# WHAT YOU WILL DO:
Out of the records below, copy all lines in which the word "time" occurs.

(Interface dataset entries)
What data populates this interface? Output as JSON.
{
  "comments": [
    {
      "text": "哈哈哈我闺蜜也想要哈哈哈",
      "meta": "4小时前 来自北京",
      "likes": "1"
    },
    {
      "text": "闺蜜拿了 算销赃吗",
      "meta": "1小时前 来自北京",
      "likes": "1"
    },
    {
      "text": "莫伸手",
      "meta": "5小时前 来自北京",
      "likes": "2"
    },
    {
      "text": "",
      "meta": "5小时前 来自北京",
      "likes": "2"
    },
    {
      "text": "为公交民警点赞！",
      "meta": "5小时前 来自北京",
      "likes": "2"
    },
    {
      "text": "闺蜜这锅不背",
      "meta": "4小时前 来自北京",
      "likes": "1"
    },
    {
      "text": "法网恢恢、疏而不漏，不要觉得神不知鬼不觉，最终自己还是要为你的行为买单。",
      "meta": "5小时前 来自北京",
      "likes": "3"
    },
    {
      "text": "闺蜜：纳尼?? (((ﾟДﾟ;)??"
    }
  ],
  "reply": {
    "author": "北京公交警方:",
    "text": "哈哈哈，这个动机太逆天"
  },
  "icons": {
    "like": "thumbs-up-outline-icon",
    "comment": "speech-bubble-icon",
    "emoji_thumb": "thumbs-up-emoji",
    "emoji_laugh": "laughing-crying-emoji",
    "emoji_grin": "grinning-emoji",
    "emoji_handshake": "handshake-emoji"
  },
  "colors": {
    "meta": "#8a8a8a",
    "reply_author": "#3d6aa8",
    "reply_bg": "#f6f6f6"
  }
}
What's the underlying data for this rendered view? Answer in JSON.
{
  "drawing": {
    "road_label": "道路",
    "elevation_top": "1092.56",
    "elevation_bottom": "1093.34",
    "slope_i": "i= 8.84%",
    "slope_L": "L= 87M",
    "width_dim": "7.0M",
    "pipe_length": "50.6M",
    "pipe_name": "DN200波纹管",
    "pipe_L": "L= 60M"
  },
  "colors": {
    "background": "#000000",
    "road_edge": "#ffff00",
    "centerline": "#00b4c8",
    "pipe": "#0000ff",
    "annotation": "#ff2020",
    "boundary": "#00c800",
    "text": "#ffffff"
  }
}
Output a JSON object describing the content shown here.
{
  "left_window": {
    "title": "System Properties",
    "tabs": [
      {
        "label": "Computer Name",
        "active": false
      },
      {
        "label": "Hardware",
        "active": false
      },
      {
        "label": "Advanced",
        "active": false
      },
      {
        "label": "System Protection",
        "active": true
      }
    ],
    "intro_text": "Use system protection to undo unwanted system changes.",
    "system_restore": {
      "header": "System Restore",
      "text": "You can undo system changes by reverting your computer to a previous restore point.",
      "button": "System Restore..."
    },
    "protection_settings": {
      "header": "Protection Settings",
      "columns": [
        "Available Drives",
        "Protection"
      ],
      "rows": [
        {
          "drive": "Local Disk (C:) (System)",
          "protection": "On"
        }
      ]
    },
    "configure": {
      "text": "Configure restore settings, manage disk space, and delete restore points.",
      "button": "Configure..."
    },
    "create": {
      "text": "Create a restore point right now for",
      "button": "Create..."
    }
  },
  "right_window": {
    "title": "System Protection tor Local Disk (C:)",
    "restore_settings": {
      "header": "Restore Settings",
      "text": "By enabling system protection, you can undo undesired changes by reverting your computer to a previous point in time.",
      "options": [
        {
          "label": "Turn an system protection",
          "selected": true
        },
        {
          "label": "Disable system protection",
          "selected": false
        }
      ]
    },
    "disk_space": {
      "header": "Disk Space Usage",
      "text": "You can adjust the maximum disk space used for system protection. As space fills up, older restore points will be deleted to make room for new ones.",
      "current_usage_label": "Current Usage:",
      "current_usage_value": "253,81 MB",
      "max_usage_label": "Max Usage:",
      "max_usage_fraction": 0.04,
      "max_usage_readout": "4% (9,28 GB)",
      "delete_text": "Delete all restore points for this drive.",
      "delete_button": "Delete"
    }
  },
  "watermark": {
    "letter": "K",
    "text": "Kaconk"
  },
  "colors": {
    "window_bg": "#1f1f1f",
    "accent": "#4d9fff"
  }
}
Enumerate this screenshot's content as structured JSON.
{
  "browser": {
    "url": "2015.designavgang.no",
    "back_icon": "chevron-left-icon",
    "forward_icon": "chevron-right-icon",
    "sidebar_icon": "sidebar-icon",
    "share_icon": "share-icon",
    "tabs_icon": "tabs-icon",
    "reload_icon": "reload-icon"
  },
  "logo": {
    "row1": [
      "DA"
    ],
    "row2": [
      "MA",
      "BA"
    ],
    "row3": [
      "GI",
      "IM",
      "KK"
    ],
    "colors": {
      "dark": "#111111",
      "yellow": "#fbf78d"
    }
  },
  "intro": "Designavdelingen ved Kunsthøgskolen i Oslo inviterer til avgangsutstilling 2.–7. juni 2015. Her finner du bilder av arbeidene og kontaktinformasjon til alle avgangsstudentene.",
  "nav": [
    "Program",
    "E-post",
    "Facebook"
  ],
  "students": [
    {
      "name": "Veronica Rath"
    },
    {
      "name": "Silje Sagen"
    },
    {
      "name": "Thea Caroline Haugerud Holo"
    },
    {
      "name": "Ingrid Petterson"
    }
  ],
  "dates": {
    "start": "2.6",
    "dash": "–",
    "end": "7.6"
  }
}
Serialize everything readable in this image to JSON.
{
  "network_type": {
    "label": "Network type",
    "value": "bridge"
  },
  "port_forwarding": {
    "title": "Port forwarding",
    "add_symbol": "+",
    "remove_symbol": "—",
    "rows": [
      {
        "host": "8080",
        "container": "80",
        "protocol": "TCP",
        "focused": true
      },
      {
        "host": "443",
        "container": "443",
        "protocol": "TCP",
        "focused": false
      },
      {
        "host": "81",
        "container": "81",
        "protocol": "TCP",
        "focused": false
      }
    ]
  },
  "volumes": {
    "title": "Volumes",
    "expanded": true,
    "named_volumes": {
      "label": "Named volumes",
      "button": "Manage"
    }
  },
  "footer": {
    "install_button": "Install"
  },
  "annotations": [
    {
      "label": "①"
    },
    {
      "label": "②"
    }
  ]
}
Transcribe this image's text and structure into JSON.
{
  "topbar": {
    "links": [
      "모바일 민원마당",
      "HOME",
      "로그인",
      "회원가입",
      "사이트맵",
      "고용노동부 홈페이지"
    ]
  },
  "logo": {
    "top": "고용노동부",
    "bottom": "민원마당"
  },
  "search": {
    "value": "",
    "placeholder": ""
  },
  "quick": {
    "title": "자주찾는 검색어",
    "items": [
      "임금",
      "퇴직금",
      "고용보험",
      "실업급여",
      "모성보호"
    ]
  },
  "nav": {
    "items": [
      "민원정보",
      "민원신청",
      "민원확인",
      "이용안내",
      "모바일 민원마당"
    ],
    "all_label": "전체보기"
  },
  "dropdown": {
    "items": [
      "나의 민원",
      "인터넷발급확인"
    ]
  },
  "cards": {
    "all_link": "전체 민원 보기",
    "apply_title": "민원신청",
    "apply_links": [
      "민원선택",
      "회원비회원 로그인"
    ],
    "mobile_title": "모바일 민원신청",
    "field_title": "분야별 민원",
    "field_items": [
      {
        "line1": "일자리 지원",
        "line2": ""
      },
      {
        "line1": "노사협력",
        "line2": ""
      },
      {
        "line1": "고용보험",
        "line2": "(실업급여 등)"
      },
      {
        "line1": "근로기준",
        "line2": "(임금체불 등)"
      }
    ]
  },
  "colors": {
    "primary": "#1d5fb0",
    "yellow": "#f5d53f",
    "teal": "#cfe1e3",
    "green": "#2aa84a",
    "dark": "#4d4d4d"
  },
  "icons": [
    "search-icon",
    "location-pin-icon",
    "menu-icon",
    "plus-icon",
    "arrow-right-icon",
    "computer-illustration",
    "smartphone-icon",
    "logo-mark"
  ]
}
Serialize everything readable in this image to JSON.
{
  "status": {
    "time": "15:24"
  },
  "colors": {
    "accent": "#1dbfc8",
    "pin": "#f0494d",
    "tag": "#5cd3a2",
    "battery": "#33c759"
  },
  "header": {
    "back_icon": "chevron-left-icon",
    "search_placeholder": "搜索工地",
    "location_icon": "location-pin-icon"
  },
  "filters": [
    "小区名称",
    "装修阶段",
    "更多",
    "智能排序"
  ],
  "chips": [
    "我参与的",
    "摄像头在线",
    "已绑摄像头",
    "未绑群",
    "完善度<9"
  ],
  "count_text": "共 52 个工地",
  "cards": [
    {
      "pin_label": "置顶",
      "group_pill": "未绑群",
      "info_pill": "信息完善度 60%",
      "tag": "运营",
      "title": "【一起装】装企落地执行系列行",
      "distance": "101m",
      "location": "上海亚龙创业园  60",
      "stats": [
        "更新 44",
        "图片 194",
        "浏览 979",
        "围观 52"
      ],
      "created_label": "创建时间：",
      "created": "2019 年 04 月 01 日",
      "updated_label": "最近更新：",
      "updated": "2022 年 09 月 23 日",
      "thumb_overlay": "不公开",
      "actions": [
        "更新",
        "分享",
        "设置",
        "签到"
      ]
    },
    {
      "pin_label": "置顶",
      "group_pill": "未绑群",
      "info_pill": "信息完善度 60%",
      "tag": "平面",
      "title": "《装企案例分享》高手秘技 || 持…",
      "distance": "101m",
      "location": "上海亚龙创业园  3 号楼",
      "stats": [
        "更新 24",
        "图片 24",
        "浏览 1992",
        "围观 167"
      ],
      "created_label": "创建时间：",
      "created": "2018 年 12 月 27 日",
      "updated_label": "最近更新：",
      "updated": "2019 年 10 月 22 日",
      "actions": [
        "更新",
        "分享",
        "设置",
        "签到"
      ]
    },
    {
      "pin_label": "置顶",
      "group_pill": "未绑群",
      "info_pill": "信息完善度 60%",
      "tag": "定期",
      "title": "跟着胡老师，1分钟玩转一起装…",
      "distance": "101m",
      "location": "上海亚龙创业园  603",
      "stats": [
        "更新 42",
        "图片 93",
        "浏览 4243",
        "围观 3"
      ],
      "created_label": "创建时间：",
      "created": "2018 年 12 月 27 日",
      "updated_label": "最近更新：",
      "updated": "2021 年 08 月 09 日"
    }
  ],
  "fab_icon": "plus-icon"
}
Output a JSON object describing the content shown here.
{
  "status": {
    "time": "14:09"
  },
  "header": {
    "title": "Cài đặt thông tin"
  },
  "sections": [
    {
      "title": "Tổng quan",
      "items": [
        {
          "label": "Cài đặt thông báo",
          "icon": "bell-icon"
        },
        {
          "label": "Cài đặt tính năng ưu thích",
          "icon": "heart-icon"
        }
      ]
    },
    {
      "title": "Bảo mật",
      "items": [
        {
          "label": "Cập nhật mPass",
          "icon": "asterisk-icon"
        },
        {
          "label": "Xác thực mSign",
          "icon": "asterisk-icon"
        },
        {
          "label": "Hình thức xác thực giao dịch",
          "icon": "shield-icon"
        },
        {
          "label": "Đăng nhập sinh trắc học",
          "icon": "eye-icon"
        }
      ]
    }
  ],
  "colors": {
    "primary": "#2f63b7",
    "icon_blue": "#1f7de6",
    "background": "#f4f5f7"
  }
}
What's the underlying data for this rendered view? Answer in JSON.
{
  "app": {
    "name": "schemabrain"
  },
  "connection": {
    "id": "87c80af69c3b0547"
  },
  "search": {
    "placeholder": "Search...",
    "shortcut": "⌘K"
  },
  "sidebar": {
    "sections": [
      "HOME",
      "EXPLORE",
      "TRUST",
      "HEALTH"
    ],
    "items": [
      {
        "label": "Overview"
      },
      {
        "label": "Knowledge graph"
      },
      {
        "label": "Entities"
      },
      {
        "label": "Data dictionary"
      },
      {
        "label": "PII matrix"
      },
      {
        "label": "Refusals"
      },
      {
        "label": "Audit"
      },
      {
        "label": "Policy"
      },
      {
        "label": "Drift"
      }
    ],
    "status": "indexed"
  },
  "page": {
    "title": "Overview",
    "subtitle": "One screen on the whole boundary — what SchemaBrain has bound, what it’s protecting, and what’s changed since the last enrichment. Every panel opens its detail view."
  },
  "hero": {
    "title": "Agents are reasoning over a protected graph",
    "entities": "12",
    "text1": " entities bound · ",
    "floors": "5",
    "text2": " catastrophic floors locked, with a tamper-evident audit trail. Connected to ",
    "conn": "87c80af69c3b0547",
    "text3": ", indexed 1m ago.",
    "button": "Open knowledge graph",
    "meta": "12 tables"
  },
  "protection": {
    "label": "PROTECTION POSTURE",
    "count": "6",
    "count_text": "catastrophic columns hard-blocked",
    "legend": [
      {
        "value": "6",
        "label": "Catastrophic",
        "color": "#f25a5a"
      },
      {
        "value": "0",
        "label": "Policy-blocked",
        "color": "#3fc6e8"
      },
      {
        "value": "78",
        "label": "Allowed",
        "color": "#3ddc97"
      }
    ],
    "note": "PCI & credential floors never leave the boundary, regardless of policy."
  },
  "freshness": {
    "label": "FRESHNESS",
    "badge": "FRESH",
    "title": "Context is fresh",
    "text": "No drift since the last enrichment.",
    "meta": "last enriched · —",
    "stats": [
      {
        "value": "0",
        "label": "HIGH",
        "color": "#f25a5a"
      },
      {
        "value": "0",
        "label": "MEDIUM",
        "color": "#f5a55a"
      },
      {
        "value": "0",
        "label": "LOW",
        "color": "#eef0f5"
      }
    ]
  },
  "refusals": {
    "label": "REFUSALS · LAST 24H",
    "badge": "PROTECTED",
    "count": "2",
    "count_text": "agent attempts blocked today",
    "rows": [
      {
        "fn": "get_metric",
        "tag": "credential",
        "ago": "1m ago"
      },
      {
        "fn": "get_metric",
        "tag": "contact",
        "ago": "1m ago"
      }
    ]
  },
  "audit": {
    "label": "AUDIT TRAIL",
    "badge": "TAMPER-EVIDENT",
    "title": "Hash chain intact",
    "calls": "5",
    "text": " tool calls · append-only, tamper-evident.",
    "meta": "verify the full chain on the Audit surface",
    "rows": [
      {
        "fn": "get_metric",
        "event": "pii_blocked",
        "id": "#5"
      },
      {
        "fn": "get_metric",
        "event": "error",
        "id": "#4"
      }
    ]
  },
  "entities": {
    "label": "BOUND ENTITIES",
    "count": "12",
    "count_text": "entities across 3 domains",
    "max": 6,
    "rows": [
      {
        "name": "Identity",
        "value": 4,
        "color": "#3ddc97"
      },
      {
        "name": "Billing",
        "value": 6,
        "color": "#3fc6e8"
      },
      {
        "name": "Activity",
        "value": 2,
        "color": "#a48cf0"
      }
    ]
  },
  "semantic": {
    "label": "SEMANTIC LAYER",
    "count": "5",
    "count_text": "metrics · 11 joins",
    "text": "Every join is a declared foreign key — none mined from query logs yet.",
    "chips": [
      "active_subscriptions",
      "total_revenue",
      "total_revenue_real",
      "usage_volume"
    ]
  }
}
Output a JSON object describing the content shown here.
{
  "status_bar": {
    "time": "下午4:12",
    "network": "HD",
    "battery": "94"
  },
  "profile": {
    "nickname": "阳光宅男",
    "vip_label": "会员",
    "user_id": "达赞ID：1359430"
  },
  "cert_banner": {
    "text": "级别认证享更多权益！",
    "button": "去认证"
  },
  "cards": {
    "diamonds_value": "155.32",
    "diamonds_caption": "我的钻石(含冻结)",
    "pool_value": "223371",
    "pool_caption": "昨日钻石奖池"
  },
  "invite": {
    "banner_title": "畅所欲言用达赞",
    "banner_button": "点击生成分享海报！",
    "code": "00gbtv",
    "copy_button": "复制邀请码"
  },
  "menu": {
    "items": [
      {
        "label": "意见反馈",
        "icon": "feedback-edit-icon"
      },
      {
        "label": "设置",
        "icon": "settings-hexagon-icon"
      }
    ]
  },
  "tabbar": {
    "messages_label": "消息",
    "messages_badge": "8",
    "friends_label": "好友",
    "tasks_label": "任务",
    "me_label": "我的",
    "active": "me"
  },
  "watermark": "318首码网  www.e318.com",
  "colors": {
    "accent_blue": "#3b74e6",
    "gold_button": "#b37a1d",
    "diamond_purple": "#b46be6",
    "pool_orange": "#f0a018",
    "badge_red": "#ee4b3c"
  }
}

# WRITTEN ANSWER:
      "text": "By enabling system protection, you can undo undesired changes by reverting your computer to a previous point in time.",
    "time": "15:24"
    "time": "14:09"
    "time": "下午4:12",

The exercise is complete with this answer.